February 11, 2013 6:33:39 PM

Both phase and peltiers are both great cooling systems. there is still much more to the system that needs to be done then just slapping one of those on. you have to frost/water proof the board, while peltiers need the own power supply to run.


I've played with almost every cooling solution, air is the easiest, then water, phase and peltiers are about the same but are harder to set up then water, and LN2 is the hardest to run but about the same setup as phase and peltiers. Just have to keep remembering to fill the pot.

nine times out of ten you ruin the board when doing phase and peltiers because of the frost proofing that has to be done.

almost every time you make the step past watercooling the rig is never a daily user anymore its for benchmark running, meaning you have a second rig to use for gaming and everyday use while you overclock the crap out of the first one.
February 11, 2013 7:10:10 PM

Agreed.

My ambition, won't let me past air, or a sealed water cooler.
I haven't overclocked, since the Barton.(still running overclocked after 10years)
February 12, 2013 12:46:24 AM

rshillshooter81 said:
I think he is asking if Water cooling provides a better overclock then air? if that is the actual question, then yes, it does provide more room for overclocking then air.

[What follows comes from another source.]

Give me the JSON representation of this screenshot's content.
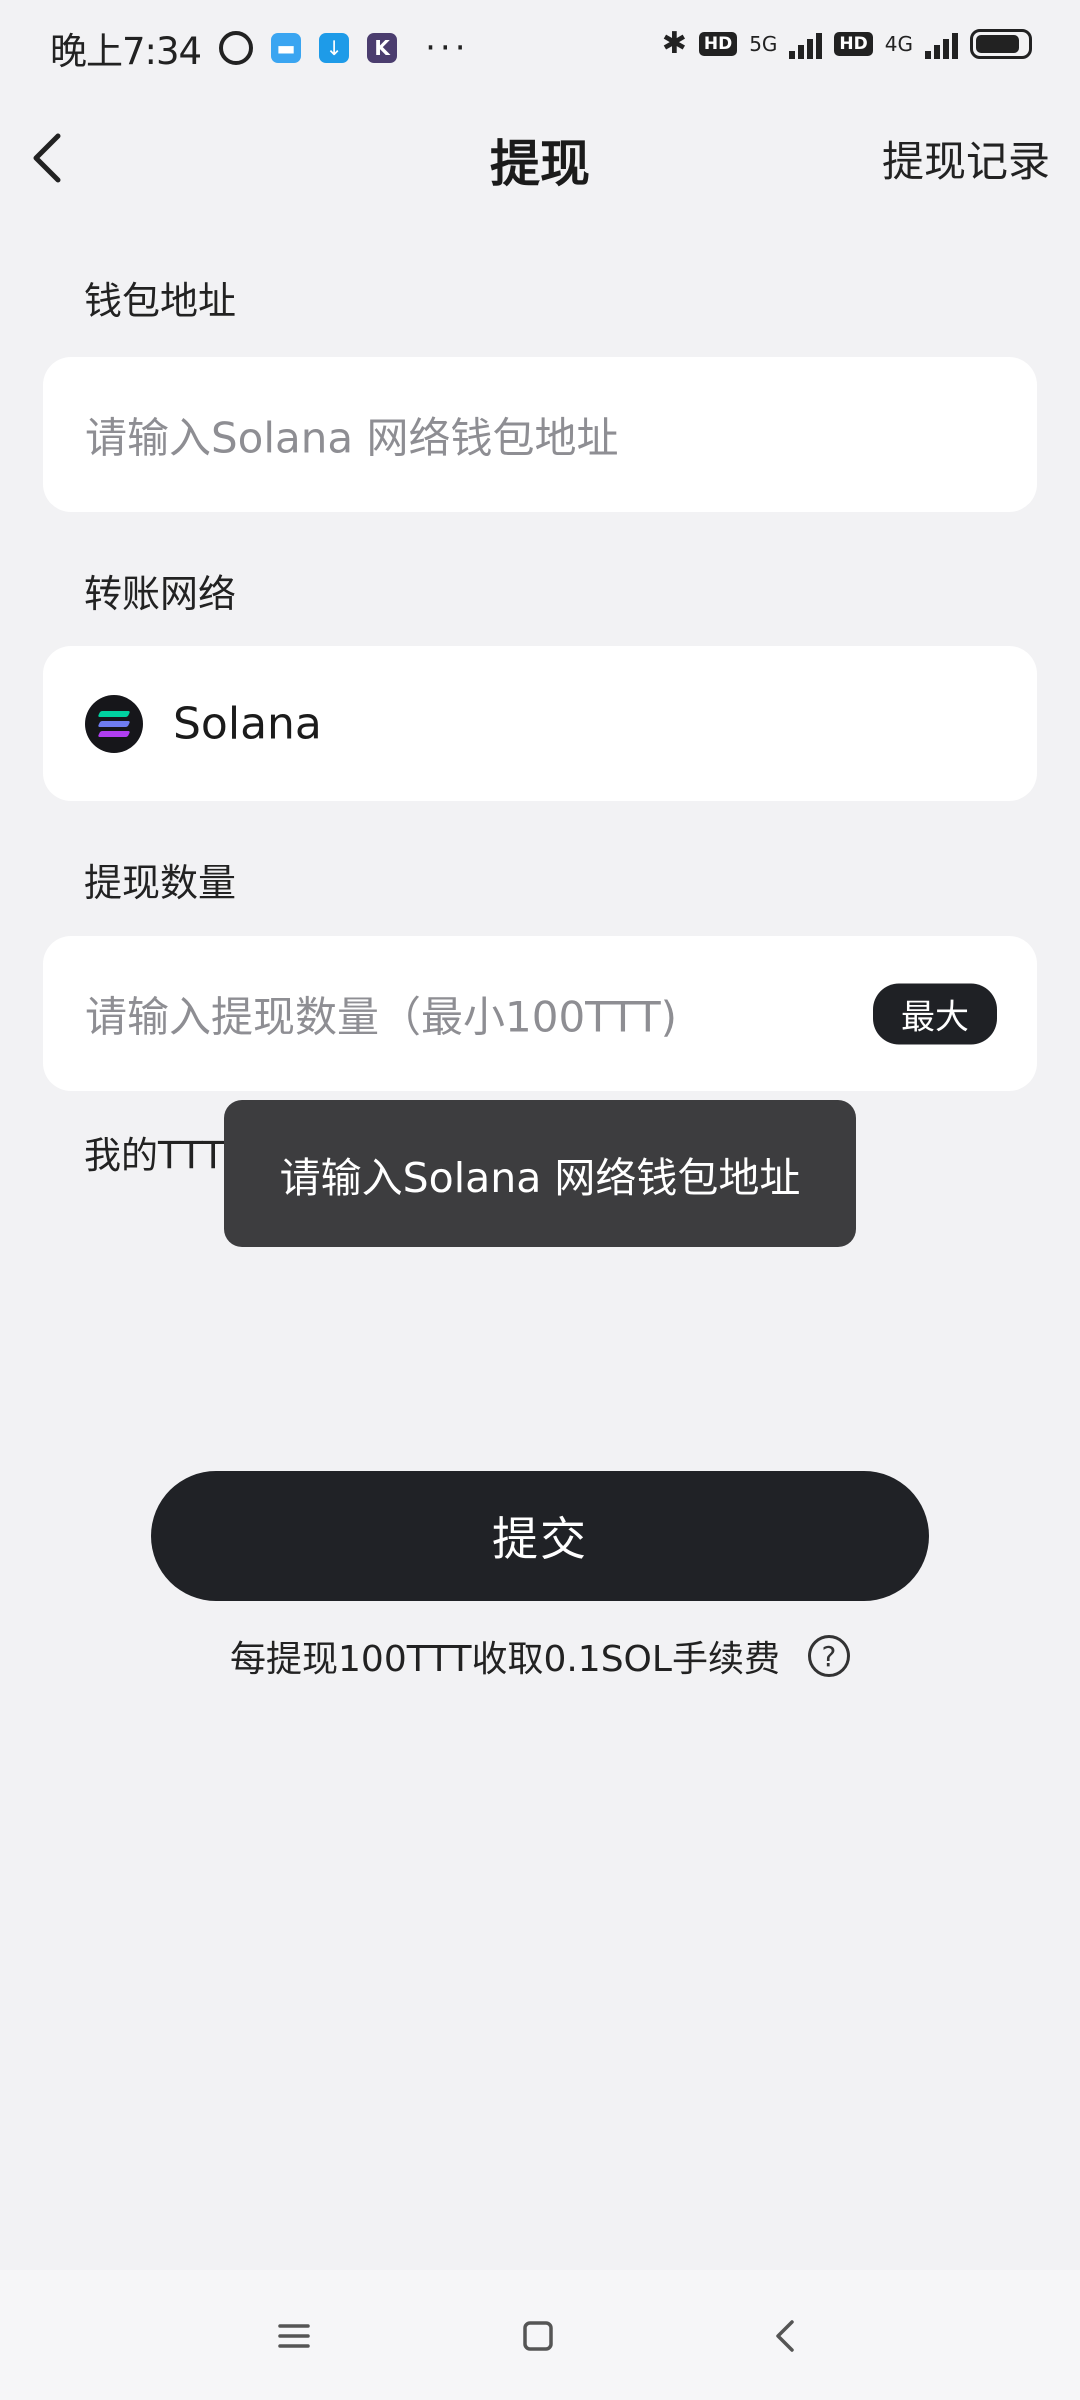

how much higher?
i got a fx 8350
a b K Overclocking
February 12, 2013 10:55:11 AM

There are a few things we need to know.

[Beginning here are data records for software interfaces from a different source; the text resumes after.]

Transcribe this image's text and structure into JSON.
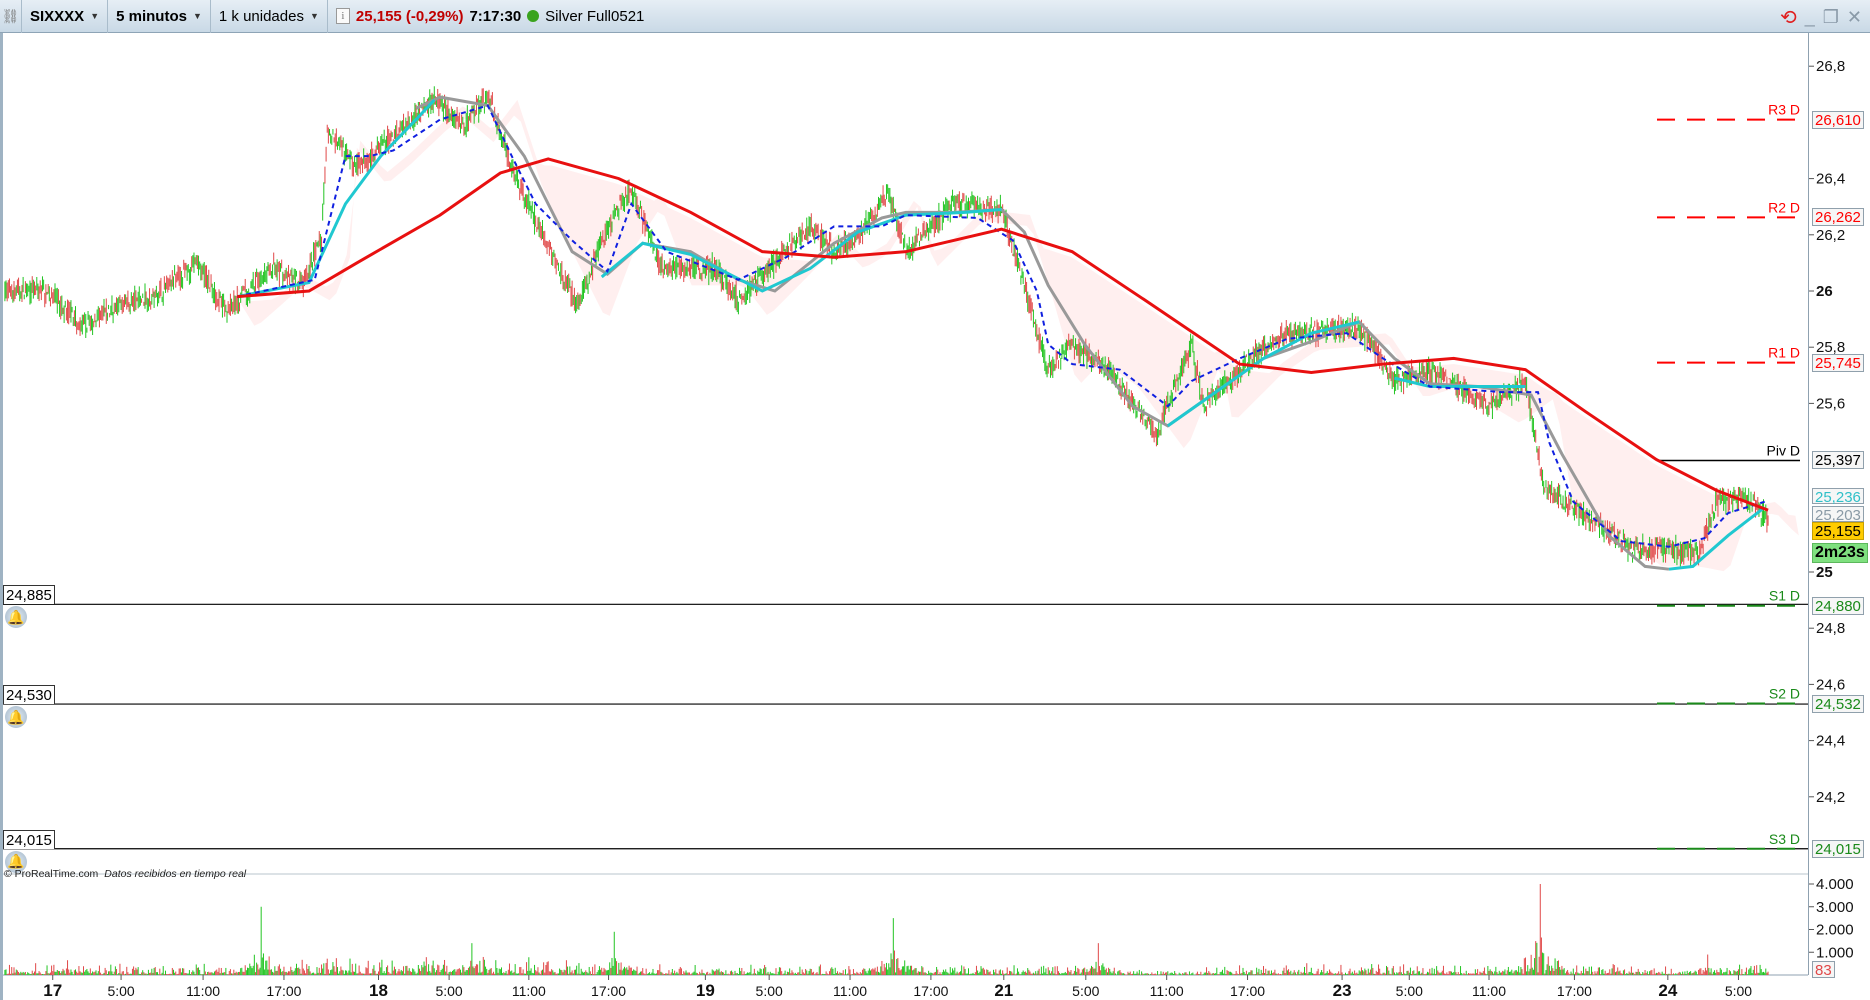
{
  "header": {
    "symbol": "SIXXXX",
    "timeframe": "5 minutos",
    "units": "1 k unidades",
    "price": "25,155 (-0,29%)",
    "time": "7:17:30",
    "instrument": "Silver Full0521"
  },
  "footer": {
    "copyright": "© ProRealTime.com",
    "status": "Datos recibidos en tiempo real"
  },
  "alerts": [
    {
      "label": "24,885",
      "price": 24.885
    },
    {
      "label": "24,530",
      "price": 24.53
    },
    {
      "label": "24,015",
      "price": 24.015
    }
  ],
  "pivots": [
    {
      "name": "R3 D",
      "label": "26,610",
      "price": 26.61,
      "color": "#ff0000",
      "style": "dash"
    },
    {
      "name": "R2 D",
      "label": "26,262",
      "price": 26.262,
      "color": "#ff0000",
      "style": "dash"
    },
    {
      "name": "R1 D",
      "label": "25,745",
      "price": 25.745,
      "color": "#ff0000",
      "style": "dash"
    },
    {
      "name": "Piv D",
      "label": "25,397",
      "price": 25.397,
      "color": "#000000",
      "style": "solid"
    },
    {
      "name": "S1 D",
      "label": "24,880",
      "price": 24.88,
      "color": "#1a8a1a",
      "style": "dash"
    },
    {
      "name": "S2 D",
      "label": "24,532",
      "price": 24.532,
      "color": "#1a8a1a",
      "style": "dash"
    },
    {
      "name": "S3 D",
      "label": "24,015",
      "price": 24.015,
      "color": "#1a8a1a",
      "style": "dash"
    }
  ],
  "tags": {
    "cyan": "25,236",
    "gray": "25,203",
    "last": "25,155",
    "timer": "2m23s",
    "volume": "83"
  },
  "chart_data": {
    "type": "candlestick",
    "price_ticks": [
      "26,8",
      "26,4",
      "26,2",
      "26",
      "25,8",
      "25,6",
      "25",
      "24,8",
      "24,6",
      "24,4",
      "24,2"
    ],
    "price_tick_values": [
      26.8,
      26.4,
      26.2,
      26,
      25.8,
      25.6,
      25,
      24.8,
      24.6,
      24.4,
      24.2
    ],
    "volume_ticks": [
      "4.000",
      "3.000",
      "2.000",
      "1.000"
    ],
    "volume_tick_values": [
      4000,
      3000,
      2000,
      1000
    ],
    "x_labels": [
      {
        "t": "17",
        "bar": 0,
        "bold": true
      },
      {
        "t": "5:00",
        "bar": 60
      },
      {
        "t": "11:00",
        "bar": 132
      },
      {
        "t": "17:00",
        "bar": 203
      },
      {
        "t": "18",
        "bar": 286,
        "bold": true
      },
      {
        "t": "5:00",
        "bar": 348
      },
      {
        "t": "11:00",
        "bar": 418
      },
      {
        "t": "17:00",
        "bar": 488
      },
      {
        "t": "19",
        "bar": 573,
        "bold": true
      },
      {
        "t": "5:00",
        "bar": 629
      },
      {
        "t": "11:00",
        "bar": 700
      },
      {
        "t": "17:00",
        "bar": 771
      },
      {
        "t": "21",
        "bar": 835,
        "bold": true
      },
      {
        "t": "5:00",
        "bar": 907
      },
      {
        "t": "11:00",
        "bar": 978
      },
      {
        "t": "17:00",
        "bar": 1049
      },
      {
        "t": "23",
        "bar": 1132,
        "bold": true
      },
      {
        "t": "5:00",
        "bar": 1191
      },
      {
        "t": "11:00",
        "bar": 1261
      },
      {
        "t": "17:00",
        "bar": 1336
      },
      {
        "t": "24",
        "bar": 1418,
        "bold": true
      },
      {
        "t": "5:00",
        "bar": 1480
      }
    ],
    "price_path": [
      [
        5,
        26.0
      ],
      [
        42,
        26.0
      ],
      [
        73,
        25.87
      ],
      [
        105,
        25.95
      ],
      [
        136,
        25.98
      ],
      [
        173,
        26.1
      ],
      [
        199,
        25.93
      ],
      [
        241,
        26.08
      ],
      [
        267,
        26.02
      ],
      [
        283,
        26.19
      ],
      [
        288,
        26.57
      ],
      [
        314,
        26.44
      ],
      [
        335,
        26.51
      ],
      [
        366,
        26.63
      ],
      [
        382,
        26.68
      ],
      [
        408,
        26.59
      ],
      [
        429,
        26.7
      ],
      [
        450,
        26.44
      ],
      [
        471,
        26.25
      ],
      [
        508,
        25.95
      ],
      [
        534,
        26.23
      ],
      [
        555,
        26.36
      ],
      [
        581,
        26.08
      ],
      [
        628,
        26.08
      ],
      [
        649,
        25.97
      ],
      [
        681,
        26.1
      ],
      [
        712,
        26.23
      ],
      [
        733,
        26.14
      ],
      [
        754,
        26.19
      ],
      [
        780,
        26.36
      ],
      [
        796,
        26.14
      ],
      [
        838,
        26.31
      ],
      [
        880,
        26.29
      ],
      [
        900,
        26.02
      ],
      [
        921,
        25.72
      ],
      [
        942,
        25.81
      ],
      [
        974,
        25.72
      ],
      [
        1016,
        25.49
      ],
      [
        1047,
        25.81
      ],
      [
        1057,
        25.59
      ],
      [
        1099,
        25.76
      ],
      [
        1131,
        25.85
      ],
      [
        1194,
        25.87
      ],
      [
        1225,
        25.68
      ],
      [
        1256,
        25.72
      ],
      [
        1309,
        25.59
      ],
      [
        1340,
        25.68
      ],
      [
        1356,
        25.3
      ],
      [
        1403,
        25.17
      ],
      [
        1434,
        25.08
      ],
      [
        1466,
        25.08
      ],
      [
        1492,
        25.06
      ],
      [
        1508,
        25.25
      ],
      [
        1534,
        25.27
      ],
      [
        1553,
        25.19
      ]
    ],
    "ma_red": [
      [
        209,
        25.98
      ],
      [
        272,
        26.0
      ],
      [
        314,
        26.1
      ],
      [
        387,
        26.27
      ],
      [
        440,
        26.42
      ],
      [
        482,
        26.47
      ],
      [
        544,
        26.4
      ],
      [
        607,
        26.28
      ],
      [
        670,
        26.14
      ],
      [
        733,
        26.12
      ],
      [
        796,
        26.14
      ],
      [
        880,
        26.22
      ],
      [
        942,
        26.14
      ],
      [
        1005,
        25.97
      ],
      [
        1089,
        25.74
      ],
      [
        1152,
        25.71
      ],
      [
        1215,
        25.74
      ],
      [
        1277,
        25.76
      ],
      [
        1340,
        25.72
      ],
      [
        1393,
        25.57
      ],
      [
        1455,
        25.4
      ],
      [
        1508,
        25.29
      ],
      [
        1553,
        25.22
      ]
    ],
    "line_gray": [
      [
        366,
        26.65
      ],
      [
        387,
        26.69
      ],
      [
        429,
        26.66
      ],
      [
        461,
        26.48
      ],
      [
        503,
        26.14
      ],
      [
        534,
        26.06
      ],
      [
        565,
        26.17
      ],
      [
        607,
        26.14
      ],
      [
        649,
        26.04
      ],
      [
        681,
        26.0
      ],
      [
        733,
        26.17
      ],
      [
        775,
        26.26
      ],
      [
        796,
        26.28
      ],
      [
        838,
        26.28
      ],
      [
        880,
        26.29
      ],
      [
        900,
        26.21
      ],
      [
        921,
        26.02
      ],
      [
        953,
        25.81
      ],
      [
        995,
        25.59
      ],
      [
        1026,
        25.52
      ],
      [
        1068,
        25.64
      ],
      [
        1110,
        25.76
      ],
      [
        1152,
        25.82
      ],
      [
        1194,
        25.89
      ],
      [
        1225,
        25.76
      ],
      [
        1256,
        25.67
      ],
      [
        1298,
        25.66
      ],
      [
        1345,
        25.63
      ],
      [
        1372,
        25.42
      ],
      [
        1413,
        25.13
      ],
      [
        1445,
        25.02
      ],
      [
        1466,
        25.01
      ]
    ],
    "line_cyan": [
      [
        [
          209,
          25.98
        ],
        [
          272,
          26.03
        ],
        [
          304,
          26.31
        ],
        [
          335,
          26.48
        ],
        [
          366,
          26.61
        ],
        [
          382,
          26.68
        ]
      ],
      [
        [
          529,
          26.05
        ],
        [
          565,
          26.17
        ],
        [
          607,
          26.13
        ],
        [
          670,
          26.0
        ],
        [
          712,
          26.08
        ],
        [
          754,
          26.21
        ],
        [
          796,
          26.27
        ],
        [
          848,
          26.28
        ],
        [
          880,
          26.29
        ]
      ],
      [
        [
          1026,
          25.52
        ],
        [
          1068,
          25.64
        ],
        [
          1110,
          25.76
        ],
        [
          1152,
          25.85
        ],
        [
          1194,
          25.89
        ]
      ],
      [
        [
          1225,
          25.69
        ],
        [
          1256,
          25.66
        ],
        [
          1340,
          25.66
        ]
      ],
      [
        [
          1466,
          25.01
        ],
        [
          1487,
          25.02
        ],
        [
          1518,
          25.13
        ],
        [
          1550,
          25.23
        ]
      ]
    ],
    "line_blue_dashed": [
      [
        209,
        25.98
      ],
      [
        277,
        26.04
      ],
      [
        304,
        26.48
      ],
      [
        325,
        26.48
      ],
      [
        346,
        26.5
      ],
      [
        387,
        26.61
      ],
      [
        429,
        26.66
      ],
      [
        450,
        26.48
      ],
      [
        471,
        26.31
      ],
      [
        503,
        26.18
      ],
      [
        534,
        26.07
      ],
      [
        555,
        26.31
      ],
      [
        586,
        26.14
      ],
      [
        649,
        26.04
      ],
      [
        691,
        26.12
      ],
      [
        733,
        26.23
      ],
      [
        775,
        26.23
      ],
      [
        796,
        26.27
      ],
      [
        859,
        26.26
      ],
      [
        890,
        26.18
      ],
      [
        911,
        26.0
      ],
      [
        921,
        25.81
      ],
      [
        942,
        25.74
      ],
      [
        984,
        25.72
      ],
      [
        1026,
        25.59
      ],
      [
        1047,
        25.68
      ],
      [
        1089,
        25.76
      ],
      [
        1131,
        25.83
      ],
      [
        1183,
        25.85
      ],
      [
        1215,
        25.76
      ],
      [
        1256,
        25.66
      ],
      [
        1319,
        25.64
      ],
      [
        1351,
        25.64
      ],
      [
        1361,
        25.46
      ],
      [
        1382,
        25.25
      ],
      [
        1424,
        25.11
      ],
      [
        1466,
        25.09
      ],
      [
        1497,
        25.12
      ],
      [
        1518,
        25.21
      ],
      [
        1550,
        25.25
      ]
    ],
    "volume_spikes": [
      [
        60,
        650
      ],
      [
        230,
        3000
      ],
      [
        415,
        1400
      ],
      [
        540,
        1900
      ],
      [
        785,
        2500
      ],
      [
        965,
        1400
      ],
      [
        1353,
        4000
      ],
      [
        1500,
        900
      ]
    ],
    "colors": {
      "up": "#22c422",
      "down": "#e04848",
      "ma": "#e81010",
      "gray": "#999999",
      "cyan": "#20c8d0",
      "blue": "#1020e0"
    }
  }
}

What are your system specs?
Are you overclocking now? If you are how fast, volts, and temps.

How high really depends on temps and how much you want to push your system. I'm not one for AMD so most likly i wont be able to answere a lot of quetions when it comes to overclocking them.


I know for intel for everyday gaming use the sweet spot is around 4.2ghz. The ghz to heat to added fps just arent there. I now game on a i7 2600k and have it running @ 4.1ghz, it stays very cool and uses low voltage. For benchmarking I can turn it up to 5.4ghz and still stay within good temps, I've only been limited by my motherboard on voltage as to why i havent gone faster. I could override the MB and turn the voltage up more but this is where the are you comfertable with doing so, and i am not as of now.
!